DESCRIPTION OF THE TASK:
For each line below, check whether "Execution" is present. Report how many lines have it, nothing else.

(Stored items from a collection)
-- Opening Marker --
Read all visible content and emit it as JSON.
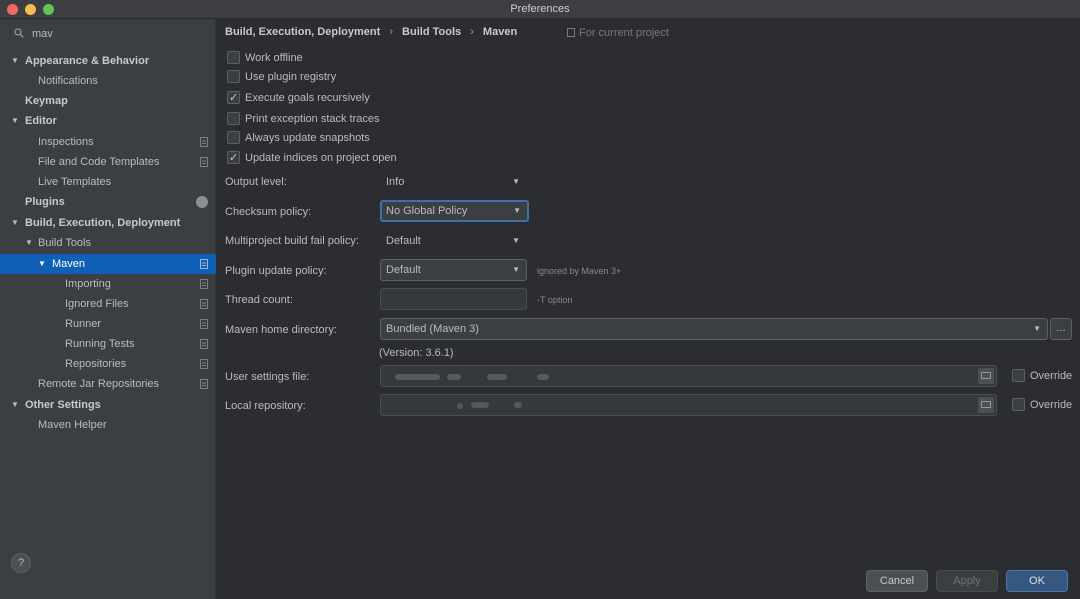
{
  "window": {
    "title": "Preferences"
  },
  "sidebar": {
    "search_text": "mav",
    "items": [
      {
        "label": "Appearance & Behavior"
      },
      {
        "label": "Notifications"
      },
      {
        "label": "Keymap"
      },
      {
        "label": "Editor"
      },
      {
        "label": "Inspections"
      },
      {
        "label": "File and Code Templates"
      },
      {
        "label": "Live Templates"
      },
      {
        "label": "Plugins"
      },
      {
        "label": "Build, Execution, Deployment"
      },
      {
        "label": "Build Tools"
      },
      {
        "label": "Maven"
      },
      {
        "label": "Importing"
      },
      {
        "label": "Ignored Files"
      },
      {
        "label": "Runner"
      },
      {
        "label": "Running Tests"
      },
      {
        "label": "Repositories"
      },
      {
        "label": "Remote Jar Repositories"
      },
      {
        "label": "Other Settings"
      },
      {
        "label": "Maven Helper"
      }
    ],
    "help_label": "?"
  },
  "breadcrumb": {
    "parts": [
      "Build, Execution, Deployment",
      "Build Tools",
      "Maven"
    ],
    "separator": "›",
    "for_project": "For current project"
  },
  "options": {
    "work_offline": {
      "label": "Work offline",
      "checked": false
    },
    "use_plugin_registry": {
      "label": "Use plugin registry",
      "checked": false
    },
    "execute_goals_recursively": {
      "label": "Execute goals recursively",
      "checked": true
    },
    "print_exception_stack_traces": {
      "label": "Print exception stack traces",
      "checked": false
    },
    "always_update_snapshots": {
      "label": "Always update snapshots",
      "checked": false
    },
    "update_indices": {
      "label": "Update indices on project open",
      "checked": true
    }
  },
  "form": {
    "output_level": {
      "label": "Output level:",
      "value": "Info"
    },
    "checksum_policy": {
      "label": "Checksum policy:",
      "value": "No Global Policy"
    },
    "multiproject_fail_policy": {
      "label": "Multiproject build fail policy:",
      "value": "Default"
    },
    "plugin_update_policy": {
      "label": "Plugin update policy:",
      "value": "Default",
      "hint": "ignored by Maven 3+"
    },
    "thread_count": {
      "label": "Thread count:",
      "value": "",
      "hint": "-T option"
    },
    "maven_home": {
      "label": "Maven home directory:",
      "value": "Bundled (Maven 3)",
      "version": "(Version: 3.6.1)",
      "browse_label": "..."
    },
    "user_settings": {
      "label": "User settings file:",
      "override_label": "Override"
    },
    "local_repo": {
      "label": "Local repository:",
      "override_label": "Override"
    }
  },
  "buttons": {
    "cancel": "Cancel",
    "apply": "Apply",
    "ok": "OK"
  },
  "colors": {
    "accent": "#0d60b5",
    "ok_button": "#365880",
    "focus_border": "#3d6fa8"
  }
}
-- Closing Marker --
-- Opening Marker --
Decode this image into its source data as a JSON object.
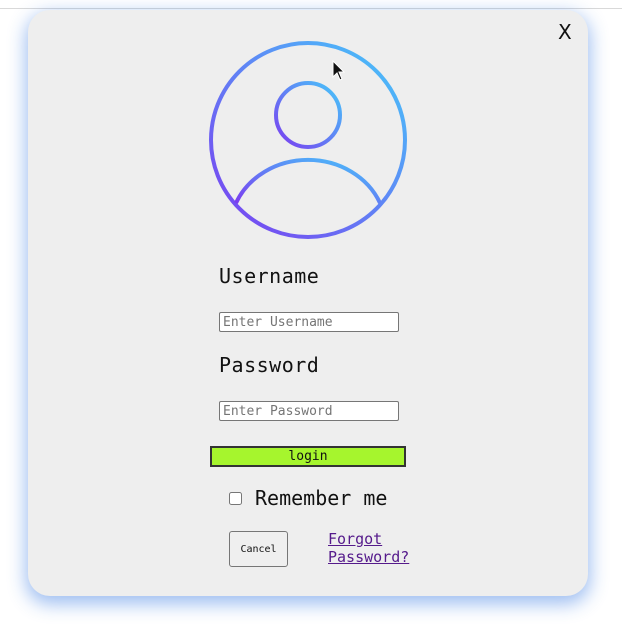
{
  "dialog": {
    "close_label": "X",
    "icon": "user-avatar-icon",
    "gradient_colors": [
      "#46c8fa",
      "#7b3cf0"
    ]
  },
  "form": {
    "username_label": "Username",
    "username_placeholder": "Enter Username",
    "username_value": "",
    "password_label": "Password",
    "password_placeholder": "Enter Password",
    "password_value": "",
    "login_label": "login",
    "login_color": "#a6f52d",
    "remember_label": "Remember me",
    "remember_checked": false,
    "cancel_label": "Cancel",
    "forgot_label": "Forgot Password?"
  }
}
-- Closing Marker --
ANSWER TO THE PROBLEM:
2